Norwood, Mass.— FIX Dynamics is an industrial automation system based on component-based architecture. This framework is said to provide "airtight" integration among its developer's applications, user-developed solutions, and third-party components. The software is designed using Windows NT, OLE, ActiveX, Microsoft Visual Basic for Applications, OPC, and more. Its "plug-and-solve" feature allows FIX Dynamics SCADA package, along with other Intellution or third-party applications, to be adapted to FIX Dynamics. Intellution
Richardson, Tex.— FactoryLink ECS 6.5 is built exclusively on Microsoft platforms and Distributed Internet Architect (Windows DNA). Included is WebClient, which plugs directly into the software to bring true multiuser functionality to automation applications. It allows users to have full, independent control of the process from both in-plant and remote locations. Other features include high-speed drivers with direct interfaces to the built-in, real-time database. These drivers support software's high performance SCADA capabilities. USDATA
Spring House, Pa.— ProcessSuite is the software automation tool for the developer's APACS+ process automation system. It provides a complete set of seamlessly integrated tools for system configuration, monitoring, and data management. Specifically, tools include control strategy configuration software (ProcessSuite 4-mation Configuration), an operator interface (ProcessSuite Vision), an open historian (ProcessSuite Historian), an Internet enabling tool (ProcessSuite Web), a control simulator (ProcessSuite Control Simulator), and an option batch manager (ProcessSuite Batch). Moore Process Automation Solutions
Getting from CD to PC
Foxboro, Mass.— I/A Series SoftPack gives its user all the power and functionality of the I/A Series system. The software comes on a CD that runs on any prequalified Windows NT PC. According to its developer, this is the first time any vendor has offered a full-function, fully proven, and fully scalable industrial automation solution at a PC software solution price. SoftPack is scalable from 16 to 40,000 I/O points and can HMI/SCADA applications. Intended for plantwide automation applications, it features built-in networking capability that allows users to integrate different plant areas into a single system. The Foxboro Co.
|Search the online Automation Integrator Guide|
Case Study Database
Get more exposure for your case study by uploading it to the Control Engineering case study database, where end-users can identify relevant solutions and explore what the experts are doing to effectively implement a variety of technology and productivity related projects.

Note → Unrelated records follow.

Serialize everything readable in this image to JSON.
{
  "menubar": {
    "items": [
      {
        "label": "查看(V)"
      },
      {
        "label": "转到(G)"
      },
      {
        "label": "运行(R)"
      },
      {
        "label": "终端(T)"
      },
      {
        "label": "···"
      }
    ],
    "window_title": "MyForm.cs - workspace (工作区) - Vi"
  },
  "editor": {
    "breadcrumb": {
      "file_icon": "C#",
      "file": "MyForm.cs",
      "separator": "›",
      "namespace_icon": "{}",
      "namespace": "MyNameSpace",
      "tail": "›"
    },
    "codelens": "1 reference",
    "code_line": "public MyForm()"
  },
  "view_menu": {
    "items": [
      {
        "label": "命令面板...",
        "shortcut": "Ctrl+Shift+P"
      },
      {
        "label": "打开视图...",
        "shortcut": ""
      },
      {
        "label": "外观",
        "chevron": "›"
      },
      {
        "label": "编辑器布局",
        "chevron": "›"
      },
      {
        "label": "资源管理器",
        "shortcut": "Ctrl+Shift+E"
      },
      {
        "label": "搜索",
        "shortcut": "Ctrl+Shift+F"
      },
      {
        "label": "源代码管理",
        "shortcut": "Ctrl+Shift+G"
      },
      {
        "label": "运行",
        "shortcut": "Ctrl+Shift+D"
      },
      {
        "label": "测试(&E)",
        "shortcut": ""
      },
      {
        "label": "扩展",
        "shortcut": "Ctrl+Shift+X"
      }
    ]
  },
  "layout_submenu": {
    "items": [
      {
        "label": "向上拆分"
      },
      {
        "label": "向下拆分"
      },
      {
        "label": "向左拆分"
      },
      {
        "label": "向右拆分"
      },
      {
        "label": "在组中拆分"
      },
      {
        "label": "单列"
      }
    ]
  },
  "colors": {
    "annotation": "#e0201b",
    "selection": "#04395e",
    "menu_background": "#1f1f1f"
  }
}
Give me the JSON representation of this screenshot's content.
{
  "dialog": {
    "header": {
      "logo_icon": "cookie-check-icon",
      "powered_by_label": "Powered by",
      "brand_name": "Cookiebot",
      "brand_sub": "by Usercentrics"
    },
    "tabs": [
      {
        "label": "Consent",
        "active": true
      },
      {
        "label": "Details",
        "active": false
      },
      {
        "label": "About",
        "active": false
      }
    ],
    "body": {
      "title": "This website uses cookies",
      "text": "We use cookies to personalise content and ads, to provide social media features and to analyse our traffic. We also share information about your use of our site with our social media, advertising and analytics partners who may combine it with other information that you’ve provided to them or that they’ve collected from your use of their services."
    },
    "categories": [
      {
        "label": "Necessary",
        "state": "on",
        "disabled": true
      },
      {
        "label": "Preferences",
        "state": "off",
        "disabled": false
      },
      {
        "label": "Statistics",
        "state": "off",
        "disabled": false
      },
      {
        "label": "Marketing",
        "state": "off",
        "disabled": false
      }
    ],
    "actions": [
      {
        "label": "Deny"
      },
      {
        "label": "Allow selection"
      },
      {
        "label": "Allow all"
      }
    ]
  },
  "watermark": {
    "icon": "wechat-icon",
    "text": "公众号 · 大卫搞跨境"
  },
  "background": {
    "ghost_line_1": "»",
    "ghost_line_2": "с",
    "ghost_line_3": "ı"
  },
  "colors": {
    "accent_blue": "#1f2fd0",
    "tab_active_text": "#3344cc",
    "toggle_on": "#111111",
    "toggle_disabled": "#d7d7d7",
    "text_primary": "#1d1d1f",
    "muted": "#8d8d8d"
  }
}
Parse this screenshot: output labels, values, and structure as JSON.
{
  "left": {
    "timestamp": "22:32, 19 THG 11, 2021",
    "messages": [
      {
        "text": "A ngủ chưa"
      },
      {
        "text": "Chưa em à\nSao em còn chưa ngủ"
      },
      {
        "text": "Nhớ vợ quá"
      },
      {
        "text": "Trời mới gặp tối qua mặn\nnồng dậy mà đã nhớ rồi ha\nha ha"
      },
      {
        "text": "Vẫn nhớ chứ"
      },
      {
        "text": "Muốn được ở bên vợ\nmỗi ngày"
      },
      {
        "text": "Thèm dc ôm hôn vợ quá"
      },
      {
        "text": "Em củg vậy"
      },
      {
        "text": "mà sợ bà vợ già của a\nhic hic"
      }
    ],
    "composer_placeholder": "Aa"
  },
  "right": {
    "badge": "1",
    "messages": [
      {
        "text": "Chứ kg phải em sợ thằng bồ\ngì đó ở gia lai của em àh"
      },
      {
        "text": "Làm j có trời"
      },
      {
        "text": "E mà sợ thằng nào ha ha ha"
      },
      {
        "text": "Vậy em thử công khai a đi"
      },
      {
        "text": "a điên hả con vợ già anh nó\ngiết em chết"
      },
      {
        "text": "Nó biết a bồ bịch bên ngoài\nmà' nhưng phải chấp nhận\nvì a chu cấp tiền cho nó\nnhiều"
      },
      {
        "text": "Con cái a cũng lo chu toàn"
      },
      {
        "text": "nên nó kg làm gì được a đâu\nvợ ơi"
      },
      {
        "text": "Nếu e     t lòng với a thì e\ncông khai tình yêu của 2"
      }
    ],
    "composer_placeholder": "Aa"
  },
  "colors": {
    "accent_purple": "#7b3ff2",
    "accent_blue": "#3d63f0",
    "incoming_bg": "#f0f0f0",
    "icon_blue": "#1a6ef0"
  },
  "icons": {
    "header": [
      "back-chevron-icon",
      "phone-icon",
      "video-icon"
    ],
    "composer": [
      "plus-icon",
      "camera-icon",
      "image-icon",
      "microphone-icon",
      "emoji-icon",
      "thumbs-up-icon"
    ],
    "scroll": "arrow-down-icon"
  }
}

These case studies provide examples of how knowledgeable solution providers have used technology, processes and people to create effective and successful implementations in real-world situations. Case studies can be completed by filling out a simple online form where you can outline the project title, abstract, and full story in 1500 words or less; upload photos, videos and a logo.
Click here to visit the Case Study Database and upload your case study.